[Start of Attachment]

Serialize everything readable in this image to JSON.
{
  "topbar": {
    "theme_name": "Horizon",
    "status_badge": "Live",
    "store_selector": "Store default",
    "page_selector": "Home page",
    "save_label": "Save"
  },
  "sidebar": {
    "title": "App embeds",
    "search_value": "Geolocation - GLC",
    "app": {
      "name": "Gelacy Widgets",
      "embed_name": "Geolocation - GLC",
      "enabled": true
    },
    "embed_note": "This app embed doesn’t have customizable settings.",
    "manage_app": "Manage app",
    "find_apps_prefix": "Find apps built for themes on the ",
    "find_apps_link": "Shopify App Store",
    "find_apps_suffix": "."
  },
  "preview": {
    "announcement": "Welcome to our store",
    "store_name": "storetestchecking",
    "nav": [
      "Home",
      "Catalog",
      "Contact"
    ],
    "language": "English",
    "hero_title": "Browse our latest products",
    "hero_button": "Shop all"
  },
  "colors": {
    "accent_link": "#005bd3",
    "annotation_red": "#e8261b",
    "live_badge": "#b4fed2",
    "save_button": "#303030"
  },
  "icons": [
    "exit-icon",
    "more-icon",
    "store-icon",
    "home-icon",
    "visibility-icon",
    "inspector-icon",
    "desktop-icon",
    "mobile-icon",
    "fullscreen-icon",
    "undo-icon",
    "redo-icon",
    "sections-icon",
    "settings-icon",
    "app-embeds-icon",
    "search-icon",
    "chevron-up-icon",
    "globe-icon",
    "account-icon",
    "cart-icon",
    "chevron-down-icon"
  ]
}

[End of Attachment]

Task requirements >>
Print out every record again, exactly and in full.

Your response >>
Serialize everything readable in this image to JSON.
{
  "topbar": {
    "theme_name": "Horizon",
    "status_badge": "Live",
    "store_selector": "Store default",
    "page_selector": "Home page",
    "save_label": "Save"
  },
  "sidebar": {
    "title": "App embeds",
    "search_value": "Geolocation - GLC",
    "app": {
      "name": "Gelacy Widgets",
      "embed_name": "Geolocation - GLC",
      "enabled": true
    },
    "embed_note": "This app embed doesn’t have customizable settings.",
    "manage_app": "Manage app",
    "find_apps_prefix": "Find apps built for themes on the ",
    "find_apps_link": "Shopify App Store",
    "find_apps_suffix": "."
  },
  "preview": {
    "announcement": "Welcome to our store",
    "store_name": "storetestchecking",
    "nav": [
      "Home",
      "Catalog",
      "Contact"
    ],
    "language": "English",
    "hero_title": "Browse our latest products",
    "hero_button": "Shop all"
  },
  "colors": {
    "accent_link": "#005bd3",
    "annotation_red": "#e8261b",
    "live_badge": "#b4fed2",
    "save_button": "#303030"
  },
  "icons": [
    "exit-icon",
    "more-icon",
    "store-icon",
    "home-icon",
    "visibility-icon",
    "inspector-icon",
    "desktop-icon",
    "mobile-icon",
    "fullscreen-icon",
    "undo-icon",
    "redo-icon",
    "sections-icon",
    "settings-icon",
    "app-embeds-icon",
    "search-icon",
    "chevron-up-icon",
    "globe-icon",
    "account-icon",
    "cart-icon",
    "chevron-down-icon"
  ]
}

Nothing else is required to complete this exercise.